At this point, Toni, the boys, and myself simply want to extend our deepest condolences and thoughts to Marco’s family, friends, and team. I also want to extend my sincerest sympathies to Colin and Valentino. They will be absolutely gutted and racked with a huge amount of guilt. Having been involved in a similar incident with Franco Uncini many, many yeas ago, I have a pretty good idea about how they’ll be feeling. But it simply wasn’t their fault. There’s nothing they could have done. Both will be replaying the event in their mind over and over again, wondering if they could have veered to the left, the right, braked harder. But while a small consolation, the TV footage of the accident - now and in the years to come - will show them they had absolutely no time to avoid the collision. It was, sadly, just a case of being in the wrong place at the wrong time.
The accident that claimed Marco’s life was freakish in the extreme. I’ve never seen anything like it in all my years associated with racing. The start of the incident isn’t entirely clear as it happened off camera. All we saw was his bike veering violently to the right and into the path of Colin and Vale. I think he must have initially lost the front, only to have the tires somehow grip again and launch him straight across the track.
You know, a lot of people and media have been asking me over the past 12-hours if this sport is too dangerous. The honest answer is that, yes, to a certain extent, it is. And if fans and TV executives are honest, they’ll know that danger is part of the appeal and excitement. For the riders themselves, the adrenalin-charged thrill of being on the edge is also a huge part of why they race. Of course, we’re talking very high speeds and when things go wrong the consequences can be disastrous.
But at the same time we need to put things into perspective. Other sports (like horse riding, rock fishing, football, cycling, skydiving) are also dangerous. Even simply driving on the roads is dangerous. As for MotoGP, everyone involved knows the risks, and extreme measures are taken to ensure a high degree of rider safety. Things like track run-off, protective riding gear, and onsite medical facilities are all first rate, while the skills of the actual riders themselves is staggering. Yet sometimes we simply have to acknowledge that the worst can sometimes occur. Yesterday’s dreadful tragedy was one such time.
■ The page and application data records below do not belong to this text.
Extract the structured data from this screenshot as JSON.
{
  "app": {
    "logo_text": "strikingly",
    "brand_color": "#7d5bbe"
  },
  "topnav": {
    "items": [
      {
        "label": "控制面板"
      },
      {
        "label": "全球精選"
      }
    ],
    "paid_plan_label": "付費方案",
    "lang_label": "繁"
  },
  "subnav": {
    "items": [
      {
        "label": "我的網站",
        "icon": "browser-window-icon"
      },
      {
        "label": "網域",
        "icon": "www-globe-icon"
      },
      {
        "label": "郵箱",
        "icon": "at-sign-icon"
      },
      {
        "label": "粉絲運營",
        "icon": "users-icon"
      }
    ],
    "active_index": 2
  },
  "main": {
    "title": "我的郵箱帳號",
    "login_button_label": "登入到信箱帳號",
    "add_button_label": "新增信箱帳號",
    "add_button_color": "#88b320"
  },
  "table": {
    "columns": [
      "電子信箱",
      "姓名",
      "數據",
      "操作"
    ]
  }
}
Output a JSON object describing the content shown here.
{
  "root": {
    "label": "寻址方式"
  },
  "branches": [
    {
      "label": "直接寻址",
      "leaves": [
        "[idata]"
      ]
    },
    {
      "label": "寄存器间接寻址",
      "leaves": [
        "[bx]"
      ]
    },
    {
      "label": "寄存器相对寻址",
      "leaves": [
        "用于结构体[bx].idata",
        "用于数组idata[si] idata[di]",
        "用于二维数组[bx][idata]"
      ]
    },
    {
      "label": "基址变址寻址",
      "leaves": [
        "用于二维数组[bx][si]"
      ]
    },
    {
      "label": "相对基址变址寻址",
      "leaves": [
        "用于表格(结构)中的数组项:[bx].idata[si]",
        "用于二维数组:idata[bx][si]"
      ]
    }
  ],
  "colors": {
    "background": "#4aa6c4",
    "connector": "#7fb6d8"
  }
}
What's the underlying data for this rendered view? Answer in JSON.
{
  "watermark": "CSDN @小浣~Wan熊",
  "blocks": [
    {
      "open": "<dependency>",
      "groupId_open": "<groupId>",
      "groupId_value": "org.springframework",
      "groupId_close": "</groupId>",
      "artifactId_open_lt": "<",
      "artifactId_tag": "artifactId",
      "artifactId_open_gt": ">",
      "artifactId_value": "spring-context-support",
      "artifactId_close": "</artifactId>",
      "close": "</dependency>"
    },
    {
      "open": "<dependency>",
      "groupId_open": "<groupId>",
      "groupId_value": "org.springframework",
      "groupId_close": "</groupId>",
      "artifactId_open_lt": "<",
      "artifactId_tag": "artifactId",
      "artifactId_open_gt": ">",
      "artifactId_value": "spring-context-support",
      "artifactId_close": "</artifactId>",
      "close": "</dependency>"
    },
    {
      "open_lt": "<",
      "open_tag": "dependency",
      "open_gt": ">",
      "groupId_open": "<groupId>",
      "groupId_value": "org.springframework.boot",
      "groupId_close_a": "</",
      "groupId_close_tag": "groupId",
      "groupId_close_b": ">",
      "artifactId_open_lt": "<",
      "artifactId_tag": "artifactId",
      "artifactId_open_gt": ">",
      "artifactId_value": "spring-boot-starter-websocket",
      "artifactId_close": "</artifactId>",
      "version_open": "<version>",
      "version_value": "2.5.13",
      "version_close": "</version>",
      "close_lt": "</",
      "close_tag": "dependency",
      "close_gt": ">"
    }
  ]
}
And while no words can ever make up for such a loss, I’ll be choosing to remember Marco for what he was: an exciting, enthusiastic, entertaining, talented, fearless competitor. And, I think it’s fair to say, a great bloke.